## WHAT TO WORK ON
Show all lines from the data that include the word "area".

Website and app data records
________________________
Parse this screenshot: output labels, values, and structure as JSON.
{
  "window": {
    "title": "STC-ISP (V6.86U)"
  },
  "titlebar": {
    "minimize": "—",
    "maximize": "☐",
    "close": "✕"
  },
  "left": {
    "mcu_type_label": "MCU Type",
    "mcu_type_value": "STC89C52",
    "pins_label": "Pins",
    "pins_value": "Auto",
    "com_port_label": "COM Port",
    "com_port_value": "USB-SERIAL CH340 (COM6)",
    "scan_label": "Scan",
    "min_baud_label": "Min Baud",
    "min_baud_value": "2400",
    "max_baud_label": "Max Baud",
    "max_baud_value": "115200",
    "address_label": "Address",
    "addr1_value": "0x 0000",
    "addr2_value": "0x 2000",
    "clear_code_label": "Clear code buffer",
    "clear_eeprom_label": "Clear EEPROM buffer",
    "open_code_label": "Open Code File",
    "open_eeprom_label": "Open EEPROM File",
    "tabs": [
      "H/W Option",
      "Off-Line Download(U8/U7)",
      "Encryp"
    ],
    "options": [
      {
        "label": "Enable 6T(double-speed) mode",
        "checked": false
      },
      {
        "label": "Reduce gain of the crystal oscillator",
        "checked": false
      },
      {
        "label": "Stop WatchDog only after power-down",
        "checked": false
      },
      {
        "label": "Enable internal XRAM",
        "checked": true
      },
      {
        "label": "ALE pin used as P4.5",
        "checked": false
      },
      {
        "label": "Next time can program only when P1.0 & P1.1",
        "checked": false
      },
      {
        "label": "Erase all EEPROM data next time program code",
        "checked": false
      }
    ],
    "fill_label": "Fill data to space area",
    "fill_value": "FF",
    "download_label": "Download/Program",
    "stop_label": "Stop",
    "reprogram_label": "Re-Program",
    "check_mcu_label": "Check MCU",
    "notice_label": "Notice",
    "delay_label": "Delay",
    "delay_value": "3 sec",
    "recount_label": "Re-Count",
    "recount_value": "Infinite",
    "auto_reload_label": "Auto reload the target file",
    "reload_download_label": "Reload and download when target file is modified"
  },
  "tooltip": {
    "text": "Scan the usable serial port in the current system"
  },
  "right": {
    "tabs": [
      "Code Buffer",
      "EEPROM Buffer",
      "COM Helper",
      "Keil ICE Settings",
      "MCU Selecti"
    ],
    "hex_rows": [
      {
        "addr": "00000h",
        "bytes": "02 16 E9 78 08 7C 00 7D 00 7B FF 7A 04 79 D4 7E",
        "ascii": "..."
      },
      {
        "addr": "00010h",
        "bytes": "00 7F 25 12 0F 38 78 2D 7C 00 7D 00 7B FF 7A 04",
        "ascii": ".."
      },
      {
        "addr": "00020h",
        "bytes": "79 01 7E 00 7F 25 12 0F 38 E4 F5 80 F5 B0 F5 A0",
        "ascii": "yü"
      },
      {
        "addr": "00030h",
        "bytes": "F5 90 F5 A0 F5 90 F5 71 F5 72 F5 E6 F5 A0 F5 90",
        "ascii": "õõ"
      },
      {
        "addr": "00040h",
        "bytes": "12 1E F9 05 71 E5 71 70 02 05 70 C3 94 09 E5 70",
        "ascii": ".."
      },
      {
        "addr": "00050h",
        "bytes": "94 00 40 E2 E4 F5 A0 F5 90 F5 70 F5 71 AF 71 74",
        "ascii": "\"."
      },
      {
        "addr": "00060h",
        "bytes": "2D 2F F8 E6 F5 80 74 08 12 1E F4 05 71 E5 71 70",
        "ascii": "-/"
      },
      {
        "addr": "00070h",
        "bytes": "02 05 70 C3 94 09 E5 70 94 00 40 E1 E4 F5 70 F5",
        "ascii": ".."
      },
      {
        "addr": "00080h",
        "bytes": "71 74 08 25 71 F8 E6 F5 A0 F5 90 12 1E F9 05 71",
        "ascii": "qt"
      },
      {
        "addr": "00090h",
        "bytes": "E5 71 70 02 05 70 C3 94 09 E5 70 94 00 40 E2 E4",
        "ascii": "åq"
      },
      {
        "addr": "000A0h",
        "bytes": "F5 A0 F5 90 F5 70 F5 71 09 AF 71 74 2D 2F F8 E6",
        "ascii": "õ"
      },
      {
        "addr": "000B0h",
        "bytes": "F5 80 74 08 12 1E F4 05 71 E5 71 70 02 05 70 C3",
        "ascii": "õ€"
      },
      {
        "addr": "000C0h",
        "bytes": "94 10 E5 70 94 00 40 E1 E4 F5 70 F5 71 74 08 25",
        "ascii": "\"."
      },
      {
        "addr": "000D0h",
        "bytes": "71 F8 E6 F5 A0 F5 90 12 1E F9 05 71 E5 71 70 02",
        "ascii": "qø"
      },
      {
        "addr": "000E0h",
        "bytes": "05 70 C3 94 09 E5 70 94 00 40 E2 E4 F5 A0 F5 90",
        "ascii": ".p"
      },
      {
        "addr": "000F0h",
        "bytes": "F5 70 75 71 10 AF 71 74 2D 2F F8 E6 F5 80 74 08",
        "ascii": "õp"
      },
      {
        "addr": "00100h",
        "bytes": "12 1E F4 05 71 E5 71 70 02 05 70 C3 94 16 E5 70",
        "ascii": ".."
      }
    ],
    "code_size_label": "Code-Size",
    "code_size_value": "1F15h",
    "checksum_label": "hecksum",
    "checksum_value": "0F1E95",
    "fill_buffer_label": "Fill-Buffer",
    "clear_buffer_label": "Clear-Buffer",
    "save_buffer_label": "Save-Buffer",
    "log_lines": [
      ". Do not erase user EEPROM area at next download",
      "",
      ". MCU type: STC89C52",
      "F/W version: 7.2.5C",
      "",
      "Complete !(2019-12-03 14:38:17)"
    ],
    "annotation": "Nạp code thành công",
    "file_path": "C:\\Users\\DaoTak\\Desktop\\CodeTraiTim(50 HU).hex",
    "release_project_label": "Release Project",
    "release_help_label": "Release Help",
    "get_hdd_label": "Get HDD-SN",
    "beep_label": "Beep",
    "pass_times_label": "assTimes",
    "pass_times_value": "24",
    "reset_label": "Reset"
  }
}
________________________
## TASK OUTPUT
    "fill_label": "Fill data to space area",
      ". Do not erase user EEPROM area at next download",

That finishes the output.